# [Requirement]
Would you write out the records below exactly as given?

# [Information supplied]

----

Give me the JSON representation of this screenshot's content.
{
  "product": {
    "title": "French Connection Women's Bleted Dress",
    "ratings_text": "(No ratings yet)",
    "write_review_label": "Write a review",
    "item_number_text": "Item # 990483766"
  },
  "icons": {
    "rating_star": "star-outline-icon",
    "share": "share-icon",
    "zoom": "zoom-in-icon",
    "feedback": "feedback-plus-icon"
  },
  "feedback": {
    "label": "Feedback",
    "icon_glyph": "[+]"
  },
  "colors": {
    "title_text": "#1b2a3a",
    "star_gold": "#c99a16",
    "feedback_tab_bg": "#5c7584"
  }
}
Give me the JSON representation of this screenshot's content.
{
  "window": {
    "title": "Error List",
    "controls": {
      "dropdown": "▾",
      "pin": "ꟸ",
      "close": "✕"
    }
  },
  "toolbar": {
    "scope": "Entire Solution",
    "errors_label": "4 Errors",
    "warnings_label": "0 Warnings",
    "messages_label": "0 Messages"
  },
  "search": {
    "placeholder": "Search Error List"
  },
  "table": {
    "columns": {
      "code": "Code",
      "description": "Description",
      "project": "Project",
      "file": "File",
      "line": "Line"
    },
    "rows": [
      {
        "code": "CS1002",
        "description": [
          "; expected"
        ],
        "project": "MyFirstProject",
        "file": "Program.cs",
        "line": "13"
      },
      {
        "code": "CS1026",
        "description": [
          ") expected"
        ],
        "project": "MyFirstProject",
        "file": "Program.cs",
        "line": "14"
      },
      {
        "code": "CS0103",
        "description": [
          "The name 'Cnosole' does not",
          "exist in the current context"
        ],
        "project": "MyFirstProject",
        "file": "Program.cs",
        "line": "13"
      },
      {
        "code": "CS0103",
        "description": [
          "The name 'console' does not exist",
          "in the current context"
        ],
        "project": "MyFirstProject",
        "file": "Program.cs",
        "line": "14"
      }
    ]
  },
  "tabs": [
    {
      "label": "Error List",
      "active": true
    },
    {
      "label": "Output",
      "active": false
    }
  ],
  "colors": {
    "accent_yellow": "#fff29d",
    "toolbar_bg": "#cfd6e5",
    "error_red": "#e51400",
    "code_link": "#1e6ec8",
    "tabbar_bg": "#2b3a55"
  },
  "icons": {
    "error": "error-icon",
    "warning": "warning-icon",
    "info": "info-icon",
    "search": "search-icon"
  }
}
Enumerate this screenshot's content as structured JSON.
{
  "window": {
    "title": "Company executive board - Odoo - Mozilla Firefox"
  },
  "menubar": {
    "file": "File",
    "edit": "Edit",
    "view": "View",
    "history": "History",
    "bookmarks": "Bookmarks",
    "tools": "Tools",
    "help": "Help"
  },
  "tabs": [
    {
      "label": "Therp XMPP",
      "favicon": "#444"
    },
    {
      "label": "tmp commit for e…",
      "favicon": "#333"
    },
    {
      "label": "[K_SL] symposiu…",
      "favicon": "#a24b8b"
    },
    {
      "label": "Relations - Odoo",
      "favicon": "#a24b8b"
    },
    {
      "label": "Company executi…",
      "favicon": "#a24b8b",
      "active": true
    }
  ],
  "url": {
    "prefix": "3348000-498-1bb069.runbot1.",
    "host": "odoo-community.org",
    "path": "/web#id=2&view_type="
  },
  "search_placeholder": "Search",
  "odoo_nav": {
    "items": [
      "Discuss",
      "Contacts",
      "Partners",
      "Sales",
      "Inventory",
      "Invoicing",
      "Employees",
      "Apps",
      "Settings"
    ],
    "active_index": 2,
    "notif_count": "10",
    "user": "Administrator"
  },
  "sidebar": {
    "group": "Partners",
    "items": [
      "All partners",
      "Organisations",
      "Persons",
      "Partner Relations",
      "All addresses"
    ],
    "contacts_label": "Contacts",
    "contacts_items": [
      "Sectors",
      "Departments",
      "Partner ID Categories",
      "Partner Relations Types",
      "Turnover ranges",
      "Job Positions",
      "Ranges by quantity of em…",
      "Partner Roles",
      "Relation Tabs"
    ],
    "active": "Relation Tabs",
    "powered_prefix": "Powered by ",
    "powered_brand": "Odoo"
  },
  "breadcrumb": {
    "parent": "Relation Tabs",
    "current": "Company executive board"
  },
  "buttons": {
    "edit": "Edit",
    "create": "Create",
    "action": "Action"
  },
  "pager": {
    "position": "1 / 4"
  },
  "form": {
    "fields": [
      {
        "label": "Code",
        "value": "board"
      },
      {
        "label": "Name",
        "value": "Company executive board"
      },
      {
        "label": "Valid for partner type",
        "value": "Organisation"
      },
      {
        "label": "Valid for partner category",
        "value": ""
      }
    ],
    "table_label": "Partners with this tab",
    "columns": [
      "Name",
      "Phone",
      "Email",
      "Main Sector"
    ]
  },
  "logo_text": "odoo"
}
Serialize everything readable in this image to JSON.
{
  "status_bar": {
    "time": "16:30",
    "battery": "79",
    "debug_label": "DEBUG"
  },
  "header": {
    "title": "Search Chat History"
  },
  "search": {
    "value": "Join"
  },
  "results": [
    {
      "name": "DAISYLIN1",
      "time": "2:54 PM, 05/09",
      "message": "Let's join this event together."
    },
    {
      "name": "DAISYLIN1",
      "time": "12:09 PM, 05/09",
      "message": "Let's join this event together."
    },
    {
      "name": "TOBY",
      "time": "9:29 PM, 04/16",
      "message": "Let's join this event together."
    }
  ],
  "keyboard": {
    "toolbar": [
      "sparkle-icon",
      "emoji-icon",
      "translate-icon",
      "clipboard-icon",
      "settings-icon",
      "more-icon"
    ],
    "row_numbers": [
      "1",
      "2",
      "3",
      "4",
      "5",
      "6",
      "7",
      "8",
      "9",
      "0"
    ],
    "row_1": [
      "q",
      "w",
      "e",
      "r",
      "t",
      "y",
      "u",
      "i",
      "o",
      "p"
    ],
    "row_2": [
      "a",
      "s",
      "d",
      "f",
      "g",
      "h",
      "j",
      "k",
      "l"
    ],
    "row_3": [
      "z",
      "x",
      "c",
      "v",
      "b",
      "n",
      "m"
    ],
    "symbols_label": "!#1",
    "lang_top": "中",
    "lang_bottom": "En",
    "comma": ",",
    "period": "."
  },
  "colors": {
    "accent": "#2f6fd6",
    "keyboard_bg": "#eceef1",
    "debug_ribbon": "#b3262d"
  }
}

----

# [Your solution]
Give me the JSON representation of this screenshot's content.
{
  "product": {
    "title": "French Connection Women's Bleted Dress",
    "ratings_text": "(No ratings yet)",
    "write_review_label": "Write a review",
    "item_number_text": "Item # 990483766"
  },
  "icons": {
    "rating_star": "star-outline-icon",
    "share": "share-icon",
    "zoom": "zoom-in-icon",
    "feedback": "feedback-plus-icon"
  },
  "feedback": {
    "label": "Feedback",
    "icon_glyph": "[+]"
  },
  "colors": {
    "title_text": "#1b2a3a",
    "star_gold": "#c99a16",
    "feedback_tab_bg": "#5c7584"
  }
}
Give me the JSON representation of this screenshot's content.
{
  "window": {
    "title": "Error List",
    "controls": {
      "dropdown": "▾",
      "pin": "ꟸ",
      "close": "✕"
    }
  },
  "toolbar": {
    "scope": "Entire Solution",
    "errors_label": "4 Errors",
    "warnings_label": "0 Warnings",
    "messages_label": "0 Messages"
  },
  "search": {
    "placeholder": "Search Error List"
  },
  "table": {
    "columns": {
      "code": "Code",
      "description": "Description",
      "project": "Project",
      "file": "File",
      "line": "Line"
    },
    "rows": [
      {
        "code": "CS1002",
        "description": [
          "; expected"
        ],
        "project": "MyFirstProject",
        "file": "Program.cs",
        "line": "13"
      },
      {
        "code": "CS1026",
        "description": [
          ") expected"
        ],
        "project": "MyFirstProject",
        "file": "Program.cs",
        "line": "14"
      },
      {
        "code": "CS0103",
        "description": [
          "The name 'Cnosole' does not",
          "exist in the current context"
        ],
        "project": "MyFirstProject",
        "file": "Program.cs",
        "line": "13"
      },
      {
        "code": "CS0103",
        "description": [
          "The name 'console' does not exist",
          "in the current context"
        ],
        "project": "MyFirstProject",
        "file": "Program.cs",
        "line": "14"
      }
    ]
  },
  "tabs": [
    {
      "label": "Error List",
      "active": true
    },
    {
      "label": "Output",
      "active": false
    }
  ],
  "colors": {
    "accent_yellow": "#fff29d",
    "toolbar_bg": "#cfd6e5",
    "error_red": "#e51400",
    "code_link": "#1e6ec8",
    "tabbar_bg": "#2b3a55"
  },
  "icons": {
    "error": "error-icon",
    "warning": "warning-icon",
    "info": "info-icon",
    "search": "search-icon"
  }
}
Enumerate this screenshot's content as structured JSON.
{
  "window": {
    "title": "Company executive board - Odoo - Mozilla Firefox"
  },
  "menubar": {
    "file": "File",
    "edit": "Edit",
    "view": "View",
    "history": "History",
    "bookmarks": "Bookmarks",
    "tools": "Tools",
    "help": "Help"
  },
  "tabs": [
    {
      "label": "Therp XMPP",
      "favicon": "#444"
    },
    {
      "label": "tmp commit for e…",
      "favicon": "#333"
    },
    {
      "label": "[K_SL] symposiu…",
      "favicon": "#a24b8b"
    },
    {
      "label": "Relations - Odoo",
      "favicon": "#a24b8b"
    },
    {
      "label": "Company executi…",
      "favicon": "#a24b8b",
      "active": true
    }
  ],
  "url": {
    "prefix": "3348000-498-1bb069.runbot1.",
    "host": "odoo-community.org",
    "path": "/web#id=2&view_type="
  },
  "search_placeholder": "Search",
  "odoo_nav": {
    "items": [
      "Discuss",
      "Contacts",
      "Partners",
      "Sales",
      "Inventory",
      "Invoicing",
      "Employees",
      "Apps",
      "Settings"
    ],
    "active_index": 2,
    "notif_count": "10",
    "user": "Administrator"
  },
  "sidebar": {
    "group": "Partners",
    "items": [
      "All partners",
      "Organisations",
      "Persons",
      "Partner Relations",
      "All addresses"
    ],
    "contacts_label": "Contacts",
    "contacts_items": [
      "Sectors",
      "Departments",
      "Partner ID Categories",
      "Partner Relations Types",
      "Turnover ranges",
      "Job Positions",
      "Ranges by quantity of em…",
      "Partner Roles",
      "Relation Tabs"
    ],
    "active": "Relation Tabs",
    "powered_prefix": "Powered by ",
    "powered_brand": "Odoo"
  },
  "breadcrumb": {
    "parent": "Relation Tabs",
    "current": "Company executive board"
  },
  "buttons": {
    "edit": "Edit",
    "create": "Create",
    "action": "Action"
  },
  "pager": {
    "position": "1 / 4"
  },
  "form": {
    "fields": [
      {
        "label": "Code",
        "value": "board"
      },
      {
        "label": "Name",
        "value": "Company executive board"
      },
      {
        "label": "Valid for partner type",
        "value": "Organisation"
      },
      {
        "label": "Valid for partner category",
        "value": ""
      }
    ],
    "table_label": "Partners with this tab",
    "columns": [
      "Name",
      "Phone",
      "Email",
      "Main Sector"
    ]
  },
  "logo_text": "odoo"
}
Serialize everything readable in this image to JSON.
{
  "status_bar": {
    "time": "16:30",
    "battery": "79",
    "debug_label": "DEBUG"
  },
  "header": {
    "title": "Search Chat History"
  },
  "search": {
    "value": "Join"
  },
  "results": [
    {
      "name": "DAISYLIN1",
      "time": "2:54 PM, 05/09",
      "message": "Let's join this event together."
    },
    {
      "name": "DAISYLIN1",
      "time": "12:09 PM, 05/09",
      "message": "Let's join this event together."
    },
    {
      "name": "TOBY",
      "time": "9:29 PM, 04/16",
      "message": "Let's join this event together."
    }
  ],
  "keyboard": {
    "toolbar": [
      "sparkle-icon",
      "emoji-icon",
      "translate-icon",
      "clipboard-icon",
      "settings-icon",
      "more-icon"
    ],
    "row_numbers": [
      "1",
      "2",
      "3",
      "4",
      "5",
      "6",
      "7",
      "8",
      "9",
      "0"
    ],
    "row_1": [
      "q",
      "w",
      "e",
      "r",
      "t",
      "y",
      "u",
      "i",
      "o",
      "p"
    ],
    "row_2": [
      "a",
      "s",
      "d",
      "f",
      "g",
      "h",
      "j",
      "k",
      "l"
    ],
    "row_3": [
      "z",
      "x",
      "c",
      "v",
      "b",
      "n",
      "m"
    ],
    "symbols_label": "!#1",
    "lang_top": "中",
    "lang_bottom": "En",
    "comma": ",",
    "period": "."
  },
  "colors": {
    "accent": "#2f6fd6",
    "keyboard_bg": "#eceef1",
    "debug_ribbon": "#b3262d"
  }
}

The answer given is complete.